(Record set Opens)

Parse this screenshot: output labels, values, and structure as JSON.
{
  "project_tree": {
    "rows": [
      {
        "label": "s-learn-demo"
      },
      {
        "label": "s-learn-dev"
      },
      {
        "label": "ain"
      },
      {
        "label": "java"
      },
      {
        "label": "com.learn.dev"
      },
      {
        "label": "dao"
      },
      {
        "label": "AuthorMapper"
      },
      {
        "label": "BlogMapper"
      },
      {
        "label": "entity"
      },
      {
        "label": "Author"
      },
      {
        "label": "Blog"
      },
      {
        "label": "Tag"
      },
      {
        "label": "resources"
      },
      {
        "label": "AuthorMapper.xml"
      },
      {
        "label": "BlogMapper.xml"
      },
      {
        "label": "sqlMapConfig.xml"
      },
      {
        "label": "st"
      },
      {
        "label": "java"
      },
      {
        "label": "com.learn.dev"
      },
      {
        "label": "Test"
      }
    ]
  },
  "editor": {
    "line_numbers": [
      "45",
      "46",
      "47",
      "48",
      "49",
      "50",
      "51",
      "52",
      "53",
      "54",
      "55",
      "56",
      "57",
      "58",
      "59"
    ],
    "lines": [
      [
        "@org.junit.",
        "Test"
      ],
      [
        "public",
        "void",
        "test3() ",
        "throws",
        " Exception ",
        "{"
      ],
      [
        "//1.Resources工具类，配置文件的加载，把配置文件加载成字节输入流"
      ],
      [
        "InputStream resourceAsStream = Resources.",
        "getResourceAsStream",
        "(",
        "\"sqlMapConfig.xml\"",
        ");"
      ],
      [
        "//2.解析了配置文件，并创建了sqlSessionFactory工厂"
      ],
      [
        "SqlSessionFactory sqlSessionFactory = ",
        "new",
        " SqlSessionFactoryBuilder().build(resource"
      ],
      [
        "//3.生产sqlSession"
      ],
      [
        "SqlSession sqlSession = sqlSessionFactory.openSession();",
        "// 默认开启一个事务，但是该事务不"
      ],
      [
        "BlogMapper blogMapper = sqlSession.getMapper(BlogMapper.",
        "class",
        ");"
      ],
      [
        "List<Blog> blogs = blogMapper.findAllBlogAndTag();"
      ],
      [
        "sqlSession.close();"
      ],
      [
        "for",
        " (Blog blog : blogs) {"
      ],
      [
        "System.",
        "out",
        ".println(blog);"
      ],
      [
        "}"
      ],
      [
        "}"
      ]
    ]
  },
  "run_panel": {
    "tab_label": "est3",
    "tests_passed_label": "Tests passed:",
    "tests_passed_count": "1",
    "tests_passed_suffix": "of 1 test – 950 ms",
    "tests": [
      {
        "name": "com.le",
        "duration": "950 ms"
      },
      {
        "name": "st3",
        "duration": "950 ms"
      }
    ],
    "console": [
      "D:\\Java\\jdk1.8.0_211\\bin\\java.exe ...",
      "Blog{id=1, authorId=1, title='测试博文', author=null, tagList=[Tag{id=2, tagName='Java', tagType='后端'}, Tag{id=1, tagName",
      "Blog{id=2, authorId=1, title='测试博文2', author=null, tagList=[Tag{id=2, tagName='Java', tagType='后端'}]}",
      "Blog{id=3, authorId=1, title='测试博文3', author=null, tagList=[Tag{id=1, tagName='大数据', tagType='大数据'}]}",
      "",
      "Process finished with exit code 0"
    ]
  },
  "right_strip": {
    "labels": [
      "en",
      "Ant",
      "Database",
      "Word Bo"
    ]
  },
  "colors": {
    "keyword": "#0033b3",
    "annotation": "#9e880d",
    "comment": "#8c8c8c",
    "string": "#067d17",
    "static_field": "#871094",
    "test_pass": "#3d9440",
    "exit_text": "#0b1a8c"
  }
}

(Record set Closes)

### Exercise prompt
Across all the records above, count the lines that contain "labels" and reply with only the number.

### Expected answer
2